S&P Global Ratings has affirmed Saudi Arabia’s rating at “A-/A-1” with a stable outlook and said the kingdom would return to fiscal surpluses in 2024 on higher crude production as well as growth in its non-oil economy.
The A-/A-1 rating indicates the obligor's strong capacity to meet its financial commitments.
“Reforms in the past few years, including measures to drive non-oil economic growth and widen the non-oil tax base, alongside significant social liberalisation, should continue to improve Saudi Arabia's economic and fiscal profile,” the rating agency said on Friday.
Saudi Arabia's economy grew by 1.2 per cent in the second quarter of this year, a slightly faster pace than the initial estimates, driven by a sharp expansion in the non-oil sector of the Arab world's biggest economy.
The kingdom’s gross domestic product at current prices reached 970 billion riyals ($258.66 billion) in the three months to the end of June, the General Authority for Statistics said earlier this month.
The non-oil sector grew by 6.1 per cent on an annual basis, beating the Gastat initial estimate of 5.5 per cent expansion in the three-month period.
This month, Saudi Arabia, Opec’s largest producer, said it would extend its voluntary output cut of 1 million barrels per day until the end of 2023.
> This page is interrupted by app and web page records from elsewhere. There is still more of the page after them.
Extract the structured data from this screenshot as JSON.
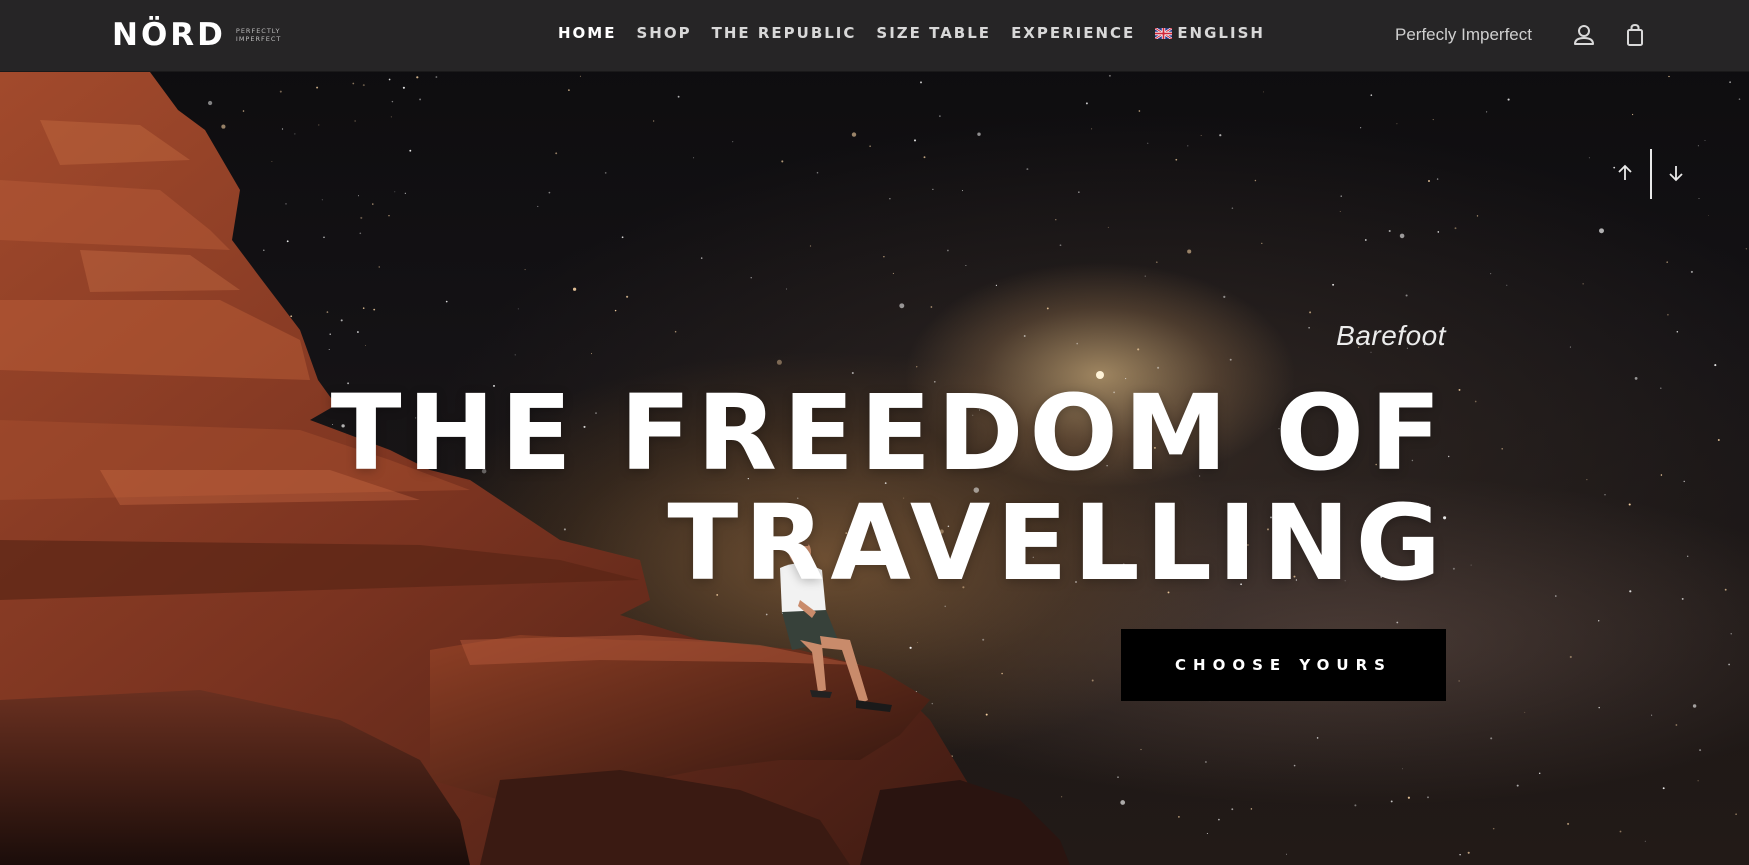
{
  "brand": {
    "name": "NÖRD",
    "tagline": "PERFECTLY IMPERFECT"
  },
  "nav": {
    "items": [
      {
        "label": "HOME",
        "active": true
      },
      {
        "label": "SHOP",
        "active": false
      },
      {
        "label": "THE REPUBLIC",
        "active": false
      },
      {
        "label": "SIZE TABLE",
        "active": false
      },
      {
        "label": "EXPERIENCE",
        "active": false
      },
      {
        "label": "ENGLISH",
        "active": false,
        "icon": "uk-flag-icon"
      }
    ]
  },
  "header": {
    "right_text": "Perfecly Imperfect",
    "icons": [
      "account-icon",
      "shopping-bag-icon"
    ]
  },
  "slider": {
    "controls": [
      "arrow-up-icon",
      "arrow-down-icon"
    ]
  },
  "hero": {
    "subtitle": "Barefoot",
    "headline_line1": "THE FREEDOM OF",
    "headline_line2": "TRAVELLING",
    "cta_label": "CHOOSE YOURS"
  },
  "colors": {
    "header_bg": "#262526",
    "cta_bg": "#000000",
    "text": "#ffffff",
    "rock": "#8a3c22"
  }
}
“Large cuts in Saudi oil production in 2023 are expected to dampen real GDP growth and drive a fiscal deficit, although increasing production and strong non-oil growth from 2024 onward will lead to a rebound in growth,” S&P said.
Earlier this year, Saudi Arabia received the biggest downgrade in economic growth forecast among the G20 economies by the International Monetary Fund.
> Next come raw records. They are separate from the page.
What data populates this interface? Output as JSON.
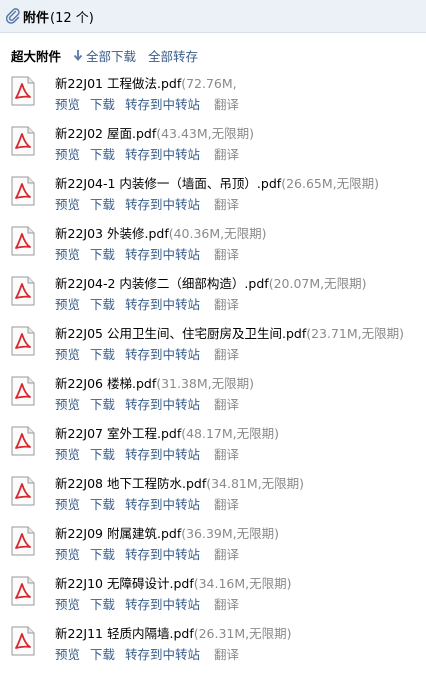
{
  "header": {
    "title": "附件",
    "count": "(12 个)"
  },
  "toolbar": {
    "label": "超大附件",
    "download_all": "全部下载",
    "forward_all": "全部转存"
  },
  "actions": {
    "preview": "预览",
    "download": "下载",
    "forward": "转存到中转站",
    "translate": "翻译"
  },
  "icons": {
    "header": "paperclip-icon",
    "download_all": "down-arrow-icon",
    "file": "pdf-file-icon"
  },
  "colors": {
    "header_bg": "#ecf1f8",
    "link": "#385d8a",
    "meta": "#8a8a8a",
    "pdf_red": "#d9272e"
  },
  "files": [
    {
      "name": "新22J01 工程做法.pdf",
      "meta": "(72.76M,"
    },
    {
      "name": "新22J02 屋面.pdf",
      "meta": "(43.43M,无限期)"
    },
    {
      "name": "新22J04-1 内装修一（墙面、吊顶）.pdf",
      "meta": "(26.65M,无限期)"
    },
    {
      "name": "新22J03 外装修.pdf",
      "meta": "(40.36M,无限期)"
    },
    {
      "name": "新22J04-2 内装修二（细部构造）.pdf",
      "meta": "(20.07M,无限期)"
    },
    {
      "name": "新22J05 公用卫生间、住宅厨房及卫生间.pdf",
      "meta": "(23.71M,无限期)"
    },
    {
      "name": "新22J06 楼梯.pdf",
      "meta": "(31.38M,无限期)"
    },
    {
      "name": "新22J07 室外工程.pdf",
      "meta": "(48.17M,无限期)"
    },
    {
      "name": "新22J08 地下工程防水.pdf",
      "meta": "(34.81M,无限期)"
    },
    {
      "name": "新22J09 附属建筑.pdf",
      "meta": "(36.39M,无限期)"
    },
    {
      "name": "新22J10 无障碍设计.pdf",
      "meta": "(34.16M,无限期)"
    },
    {
      "name": "新22J11 轻质内隔墙.pdf",
      "meta": "(26.31M,无限期)"
    }
  ]
}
The kingdom’s economy is forecast to grow by 1.9 per cent this year, instead of 3.1 per cent as previously projected, largely a reflection of production cuts and lower oil prices.
Growth in the kingdom is expected to pick up to 2.8 per cent in 2024, the Washington-based fund said in its World Economic Outlook update.
However, oil prices have risen significantly in recent weeks as crude supplies tighten and China introduces stimulus measures to revive growth in the world’s second-largest economy.
Brent crude, the benchmark for two thirds of the world’s oil, has gained more than 30 per cent since falling to a low of $71.84 a barrel this year.
Opec expects crude demand to rise by 2.4 million bpd to 102.1 million bpd this year. Next year, world oil demand is forecast to expand by 2.2 million bpd to 104.3 million bpd.
Saudi Arabia’s economy is forecast to receive a boost from the strong performance of its non-oil private sector as the kingdom continues to diversify its economy away from oil as part of its Vision 2030 plan, S&P said.
Inflation in Saudi Arabia also remains relatively low compared with that of its peers. It is forecast to remain under control owing to supply-side subsidies on fuel and food, as well as a peg to the relatively strong US dollar.
“The non-oil sector is forecast to remain strong in 2023-2026, with contributions from strong service-sector growth, supported by consumer demand, significant ongoing social liberalisation, and a growing female workforce,” the agency said.
The kingdom will also continue to benefit from large investment projects in the pipeline, which are primarily funded by the Public Investment Fund and the National Development Fund, it added.